And if Lindor’s the best shortstop now, it’s overwhelmingly likely that he stays there, since Seager and Correa will both almost certainly have to move to third base. It’s an underrated disadvantage of being big — almost every big shortstop eventually moves to a corner, where he’s less valuable. As men mature into their mid-20s, they get bigger and stronger, but also less agile and quick. That matters little for Lindor, who has agility and flexibility to spare, but for the bigger, slower Seager and Correa, that maturation will ultimately push them off shortstop entirely. With Alex Bregman looking like the next big thing, and totally capable of holding down shortstop, that moment might come for Correa as soon as next season. Lindor is the only one of the three who projects to stay at short for his whole career.
So if Lindor is the best player, why isn’t he the biggest star?
It’s about perception. Correa and Seager play in bigger markets, and both have already been tested under the lights of the postseason. Correa is also preposterously charismatic, which makes him easier to market. Cleveland is a tough place to become a star, particularly for a baseball player.
Beyond that, it’s about what we can see. Home runs are big, so we value them more than singles. You can’t perceive range factor or a heady turn on a double play the way you can a home run. And even though Lindor has his share of defensive highlights, so do Correa and Seager, because big dives and close plays at first aren’t necessarily the result of great defense — they’re the result of a player reaching the edge of his capability. Correa and Seager dive for balls that Lindor can reach standing up, and what looks like a tough play for a lesser defender looks easy for Lindor, and therefore doesn’t make SportsCenter.
You have to look past the superficial stats to see that Lindor is not only among a special class of shortstops, but that he’s the best of the bunch. For that reason, his star might never be as big as Correa’s or Seager’s, even if he maxes out his potential and turns into Derek Jeter with better defense.

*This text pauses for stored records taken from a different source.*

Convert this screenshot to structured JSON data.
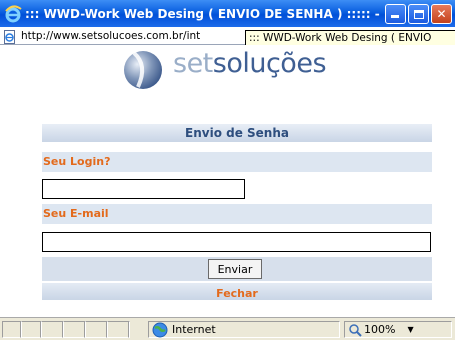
{
  "window": {
    "title": "::: WWD-Work Web Desing ( ENVIO DE SENHA ) ::::: - ...",
    "minimize_icon": "minimize-icon",
    "maximize_icon": "maximize-icon",
    "close_icon": "close-icon",
    "close_glyph": "✕"
  },
  "address": {
    "url": "http://www.setsolucoes.com.br/int",
    "tooltip": "::: WWD-Work Web Desing ( ENVIO"
  },
  "logo": {
    "prefix": "set",
    "suffix": "soluções"
  },
  "form": {
    "title": "Envio de Senha",
    "login_label": "Seu Login?",
    "login_value": "",
    "email_label": "Seu E-mail",
    "email_value": "",
    "submit_label": "Enviar",
    "close_label": "Fechar"
  },
  "status": {
    "zone": "Internet",
    "zoom": "100%"
  },
  "colors": {
    "accent_orange": "#e36a1c",
    "header_blue": "#2e4e7e",
    "titlebar_blue": "#0a5fe0"
  }
}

And that’s fine, because we know that big is about getting attention, but good is about getting shit done.